## Task to complete
Each entry that follows must be output without any deviation.

## Input material
+++

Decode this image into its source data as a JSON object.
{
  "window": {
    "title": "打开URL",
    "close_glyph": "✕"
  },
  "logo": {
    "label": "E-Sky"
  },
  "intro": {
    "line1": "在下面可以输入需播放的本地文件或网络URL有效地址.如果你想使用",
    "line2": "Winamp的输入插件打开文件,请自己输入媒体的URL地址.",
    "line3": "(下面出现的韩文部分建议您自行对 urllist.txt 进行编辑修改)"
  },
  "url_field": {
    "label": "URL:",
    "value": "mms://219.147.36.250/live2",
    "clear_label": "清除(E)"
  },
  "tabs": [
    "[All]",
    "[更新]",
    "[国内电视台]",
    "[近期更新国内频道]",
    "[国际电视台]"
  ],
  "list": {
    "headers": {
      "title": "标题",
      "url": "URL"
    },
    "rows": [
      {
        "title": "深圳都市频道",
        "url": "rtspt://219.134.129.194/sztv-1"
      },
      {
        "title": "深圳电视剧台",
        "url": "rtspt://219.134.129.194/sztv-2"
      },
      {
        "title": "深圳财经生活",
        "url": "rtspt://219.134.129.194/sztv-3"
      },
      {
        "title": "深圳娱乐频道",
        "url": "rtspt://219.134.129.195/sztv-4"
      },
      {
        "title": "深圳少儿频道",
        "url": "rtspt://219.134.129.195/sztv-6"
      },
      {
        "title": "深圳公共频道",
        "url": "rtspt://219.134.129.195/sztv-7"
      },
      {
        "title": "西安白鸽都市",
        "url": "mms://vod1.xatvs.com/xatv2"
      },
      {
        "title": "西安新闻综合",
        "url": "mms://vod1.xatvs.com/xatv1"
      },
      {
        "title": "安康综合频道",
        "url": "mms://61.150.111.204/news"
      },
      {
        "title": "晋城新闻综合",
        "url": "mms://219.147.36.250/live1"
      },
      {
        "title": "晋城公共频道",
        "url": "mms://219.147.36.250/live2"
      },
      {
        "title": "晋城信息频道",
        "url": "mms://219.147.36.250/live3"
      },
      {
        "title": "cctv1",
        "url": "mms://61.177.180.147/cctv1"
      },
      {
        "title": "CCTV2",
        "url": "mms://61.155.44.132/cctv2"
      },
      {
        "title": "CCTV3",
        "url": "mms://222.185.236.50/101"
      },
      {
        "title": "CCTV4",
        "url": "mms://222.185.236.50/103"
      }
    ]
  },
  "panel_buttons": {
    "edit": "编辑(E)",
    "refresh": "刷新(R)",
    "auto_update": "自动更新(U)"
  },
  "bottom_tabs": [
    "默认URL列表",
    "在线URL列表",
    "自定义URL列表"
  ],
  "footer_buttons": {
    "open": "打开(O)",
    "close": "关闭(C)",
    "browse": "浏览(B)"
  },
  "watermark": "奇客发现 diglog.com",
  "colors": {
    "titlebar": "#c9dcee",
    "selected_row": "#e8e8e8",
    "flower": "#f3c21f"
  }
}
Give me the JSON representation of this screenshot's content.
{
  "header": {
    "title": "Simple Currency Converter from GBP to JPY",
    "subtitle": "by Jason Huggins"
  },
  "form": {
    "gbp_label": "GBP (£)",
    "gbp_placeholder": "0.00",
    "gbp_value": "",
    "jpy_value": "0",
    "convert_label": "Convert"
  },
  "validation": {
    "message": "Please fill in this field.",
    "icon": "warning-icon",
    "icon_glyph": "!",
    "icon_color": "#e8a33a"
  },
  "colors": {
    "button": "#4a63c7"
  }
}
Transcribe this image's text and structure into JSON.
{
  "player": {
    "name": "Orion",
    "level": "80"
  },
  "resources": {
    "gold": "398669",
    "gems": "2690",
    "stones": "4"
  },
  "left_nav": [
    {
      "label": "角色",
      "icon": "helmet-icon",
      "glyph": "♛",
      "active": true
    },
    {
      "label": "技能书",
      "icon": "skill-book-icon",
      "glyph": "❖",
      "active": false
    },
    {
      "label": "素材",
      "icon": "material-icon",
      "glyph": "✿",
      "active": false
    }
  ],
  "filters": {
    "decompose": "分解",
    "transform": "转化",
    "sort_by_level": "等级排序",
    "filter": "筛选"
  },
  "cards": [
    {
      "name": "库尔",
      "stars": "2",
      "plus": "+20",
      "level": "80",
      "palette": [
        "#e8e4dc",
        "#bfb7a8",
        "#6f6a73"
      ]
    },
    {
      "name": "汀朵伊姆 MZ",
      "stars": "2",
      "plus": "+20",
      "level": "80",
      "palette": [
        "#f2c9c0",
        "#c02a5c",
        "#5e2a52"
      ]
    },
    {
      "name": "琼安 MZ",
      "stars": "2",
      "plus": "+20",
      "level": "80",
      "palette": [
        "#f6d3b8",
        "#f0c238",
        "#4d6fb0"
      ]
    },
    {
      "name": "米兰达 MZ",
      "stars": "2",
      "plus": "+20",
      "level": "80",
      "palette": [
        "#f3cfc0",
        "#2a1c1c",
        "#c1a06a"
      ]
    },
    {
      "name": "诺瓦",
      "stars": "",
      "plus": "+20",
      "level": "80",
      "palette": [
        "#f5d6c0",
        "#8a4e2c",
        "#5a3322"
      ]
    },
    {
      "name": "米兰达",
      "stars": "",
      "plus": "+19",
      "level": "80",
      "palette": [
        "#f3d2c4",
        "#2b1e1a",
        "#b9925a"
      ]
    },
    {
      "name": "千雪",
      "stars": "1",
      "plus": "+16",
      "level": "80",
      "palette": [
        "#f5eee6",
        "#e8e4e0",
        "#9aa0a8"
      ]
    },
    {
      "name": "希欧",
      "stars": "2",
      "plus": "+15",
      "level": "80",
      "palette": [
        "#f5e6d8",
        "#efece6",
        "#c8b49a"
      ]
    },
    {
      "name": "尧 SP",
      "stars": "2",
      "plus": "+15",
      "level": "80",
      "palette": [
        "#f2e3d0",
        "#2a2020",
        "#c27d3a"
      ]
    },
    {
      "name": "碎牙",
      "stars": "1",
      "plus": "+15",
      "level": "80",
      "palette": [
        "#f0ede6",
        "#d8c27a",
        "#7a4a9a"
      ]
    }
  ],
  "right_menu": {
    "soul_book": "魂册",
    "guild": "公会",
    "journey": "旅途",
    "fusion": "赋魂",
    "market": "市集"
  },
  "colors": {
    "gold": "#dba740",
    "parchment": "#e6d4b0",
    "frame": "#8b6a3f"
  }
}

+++

## Reply
Decode this image into its source data as a JSON object.
{
  "window": {
    "title": "打开URL",
    "close_glyph": "✕"
  },
  "logo": {
    "label": "E-Sky"
  },
  "intro": {
    "line1": "在下面可以输入需播放的本地文件或网络URL有效地址.如果你想使用",
    "line2": "Winamp的输入插件打开文件,请自己输入媒体的URL地址.",
    "line3": "(下面出现的韩文部分建议您自行对 urllist.txt 进行编辑修改)"
  },
  "url_field": {
    "label": "URL:",
    "value": "mms://219.147.36.250/live2",
    "clear_label": "清除(E)"
  },
  "tabs": [
    "[All]",
    "[更新]",
    "[国内电视台]",
    "[近期更新国内频道]",
    "[国际电视台]"
  ],
  "list": {
    "headers": {
      "title": "标题",
      "url": "URL"
    },
    "rows": [
      {
        "title": "深圳都市频道",
        "url": "rtspt://219.134.129.194/sztv-1"
      },
      {
        "title": "深圳电视剧台",
        "url": "rtspt://219.134.129.194/sztv-2"
      },
      {
        "title": "深圳财经生活",
        "url": "rtspt://219.134.129.194/sztv-3"
      },
      {
        "title": "深圳娱乐频道",
        "url": "rtspt://219.134.129.195/sztv-4"
      },
      {
        "title": "深圳少儿频道",
        "url": "rtspt://219.134.129.195/sztv-6"
      },
      {
        "title": "深圳公共频道",
        "url": "rtspt://219.134.129.195/sztv-7"
      },
      {
        "title": "西安白鸽都市",
        "url": "mms://vod1.xatvs.com/xatv2"
      },
      {
        "title": "西安新闻综合",
        "url": "mms://vod1.xatvs.com/xatv1"
      },
      {
        "title": "安康综合频道",
        "url": "mms://61.150.111.204/news"
      },
      {
        "title": "晋城新闻综合",
        "url": "mms://219.147.36.250/live1"
      },
      {
        "title": "晋城公共频道",
        "url": "mms://219.147.36.250/live2"
      },
      {
        "title": "晋城信息频道",
        "url": "mms://219.147.36.250/live3"
      },
      {
        "title": "cctv1",
        "url": "mms://61.177.180.147/cctv1"
      },
      {
        "title": "CCTV2",
        "url": "mms://61.155.44.132/cctv2"
      },
      {
        "title": "CCTV3",
        "url": "mms://222.185.236.50/101"
      },
      {
        "title": "CCTV4",
        "url": "mms://222.185.236.50/103"
      }
    ]
  },
  "panel_buttons": {
    "edit": "编辑(E)",
    "refresh": "刷新(R)",
    "auto_update": "自动更新(U)"
  },
  "bottom_tabs": [
    "默认URL列表",
    "在线URL列表",
    "自定义URL列表"
  ],
  "footer_buttons": {
    "open": "打开(O)",
    "close": "关闭(C)",
    "browse": "浏览(B)"
  },
  "watermark": "奇客发现 diglog.com",
  "colors": {
    "titlebar": "#c9dcee",
    "selected_row": "#e8e8e8",
    "flower": "#f3c21f"
  }
}
Give me the JSON representation of this screenshot's content.
{
  "header": {
    "title": "Simple Currency Converter from GBP to JPY",
    "subtitle": "by Jason Huggins"
  },
  "form": {
    "gbp_label": "GBP (£)",
    "gbp_placeholder": "0.00",
    "gbp_value": "",
    "jpy_value": "0",
    "convert_label": "Convert"
  },
  "validation": {
    "message": "Please fill in this field.",
    "icon": "warning-icon",
    "icon_glyph": "!",
    "icon_color": "#e8a33a"
  },
  "colors": {
    "button": "#4a63c7"
  }
}
Transcribe this image's text and structure into JSON.
{
  "player": {
    "name": "Orion",
    "level": "80"
  },
  "resources": {
    "gold": "398669",
    "gems": "2690",
    "stones": "4"
  },
  "left_nav": [
    {
      "label": "角色",
      "icon": "helmet-icon",
      "glyph": "♛",
      "active": true
    },
    {
      "label": "技能书",
      "icon": "skill-book-icon",
      "glyph": "❖",
      "active": false
    },
    {
      "label": "素材",
      "icon": "material-icon",
      "glyph": "✿",
      "active": false
    }
  ],
  "filters": {
    "decompose": "分解",
    "transform": "转化",
    "sort_by_level": "等级排序",
    "filter": "筛选"
  },
  "cards": [
    {
      "name": "库尔",
      "stars": "2",
      "plus": "+20",
      "level": "80",
      "palette": [
        "#e8e4dc",
        "#bfb7a8",
        "#6f6a73"
      ]
    },
    {
      "name": "汀朵伊姆 MZ",
      "stars": "2",
      "plus": "+20",
      "level": "80",
      "palette": [
        "#f2c9c0",
        "#c02a5c",
        "#5e2a52"
      ]
    },
    {
      "name": "琼安 MZ",
      "stars": "2",
      "plus": "+20",
      "level": "80",
      "palette": [
        "#f6d3b8",
        "#f0c238",
        "#4d6fb0"
      ]
    },
    {
      "name": "米兰达 MZ",
      "stars": "2",
      "plus": "+20",
      "level": "80",
      "palette": [
        "#f3cfc0",
        "#2a1c1c",
        "#c1a06a"
      ]
    },
    {
      "name": "诺瓦",
      "stars": "",
      "plus": "+20",
      "level": "80",
      "palette": [
        "#f5d6c0",
        "#8a4e2c",
        "#5a3322"
      ]
    },
    {
      "name": "米兰达",
      "stars": "",
      "plus": "+19",
      "level": "80",
      "palette": [
        "#f3d2c4",
        "#2b1e1a",
        "#b9925a"
      ]
    },
    {
      "name": "千雪",
      "stars": "1",
      "plus": "+16",
      "level": "80",
      "palette": [
        "#f5eee6",
        "#e8e4e0",
        "#9aa0a8"
      ]
    },
    {
      "name": "希欧",
      "stars": "2",
      "plus": "+15",
      "level": "80",
      "palette": [
        "#f5e6d8",
        "#efece6",
        "#c8b49a"
      ]
    },
    {
      "name": "尧 SP",
      "stars": "2",
      "plus": "+15",
      "level": "80",
      "palette": [
        "#f2e3d0",
        "#2a2020",
        "#c27d3a"
      ]
    },
    {
      "name": "碎牙",
      "stars": "1",
      "plus": "+15",
      "level": "80",
      "palette": [
        "#f0ede6",
        "#d8c27a",
        "#7a4a9a"
      ]
    }
  ],
  "right_menu": {
    "soul_book": "魂册",
    "guild": "公会",
    "journey": "旅途",
    "fusion": "赋魂",
    "market": "市集"
  },
  "colors": {
    "gold": "#dba740",
    "parchment": "#e6d4b0",
    "frame": "#8b6a3f"
  }
}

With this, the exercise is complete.